Ye Olde Computor
Earlier this week I got an interesting piece of eMail from a local Adobe employee regarding some of the code in my fourth year project from last year. One thing led to another, and this morning I visited the Adobe Ottawa building to see their Linux operations. Apparently, a large portion of the building is devoted to this. They do a lot of work in Java.
Being in the vicinity of Carleton I decided to stop by and talk to people who I hadn't seen in nearly a year. It wasn't the best day for that, as many people are away on Friday. Still, I spent over two hours there catching up with people.
In particular, on my way out, I bumped into Phil, who let me see how his work on Carleton Engineering's old PDP-8 is progressing. He got permission to attempt to activate the unit after it's been on display, non-functioning for approximately my entire lifetime. I'm told it is a very rare unit.
Suffice it to say that I was immediately captivated by the project. I scanned in a very badly faded photo that shows the original setup at Carleton. Gimp automatically fixed the contrast. It was neat finding the exact corner where that unit stood over twenty years ago. I opened up one of the massive hard drives and played with a platter nearly 1cm thick. I fiddled with the optical paper tape reader until its locking mechanism worked as it should (a spring had fallen off). My father tells me this is the über-advanced unit: the one he had used had mechanical pin sensors. It was amazing how by staring at the controller board, seeing eight identical rows of resistors and transistors, plus one slightly different arrangement (for parity), makes it blatantly obvious how the unit works. I imagine fixing these things can be done with the simplest of electronics tools.
Speaking of fixing things, the unit it missing significant portions of the various boards it needs to function. On the bright side, it seems that at least one of each board exists. Further, the boards are, for the most part, dead simple, with as few as a half-dozen components. They can probably be built from scratch. The more complex units could probably be emulated with the cheapest of Atmel microcontrollers to perform the tasks of components no longer available. The hard part is figuring out what all of the components do.

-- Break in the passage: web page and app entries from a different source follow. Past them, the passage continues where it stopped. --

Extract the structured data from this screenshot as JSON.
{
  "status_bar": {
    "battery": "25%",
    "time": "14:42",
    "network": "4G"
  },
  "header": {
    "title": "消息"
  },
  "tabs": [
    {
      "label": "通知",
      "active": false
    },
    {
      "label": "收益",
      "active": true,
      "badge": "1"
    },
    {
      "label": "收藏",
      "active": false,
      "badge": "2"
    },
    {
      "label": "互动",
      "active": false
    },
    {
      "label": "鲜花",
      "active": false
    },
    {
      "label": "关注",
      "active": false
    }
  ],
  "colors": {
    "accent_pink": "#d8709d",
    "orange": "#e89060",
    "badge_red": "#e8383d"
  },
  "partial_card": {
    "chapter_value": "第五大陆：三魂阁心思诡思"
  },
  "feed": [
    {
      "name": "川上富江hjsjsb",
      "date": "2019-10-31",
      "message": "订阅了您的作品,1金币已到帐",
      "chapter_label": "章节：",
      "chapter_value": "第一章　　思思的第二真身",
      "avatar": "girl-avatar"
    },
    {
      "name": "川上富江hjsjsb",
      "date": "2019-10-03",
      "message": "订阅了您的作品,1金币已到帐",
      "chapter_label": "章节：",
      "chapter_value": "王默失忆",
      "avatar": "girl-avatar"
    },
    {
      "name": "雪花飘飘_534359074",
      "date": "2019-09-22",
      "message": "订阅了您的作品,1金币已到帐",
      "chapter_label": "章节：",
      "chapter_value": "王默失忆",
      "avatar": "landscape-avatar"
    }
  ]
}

This old computer can turn out to be either a wonderful learning experience or fantastic waste of time. Exciting!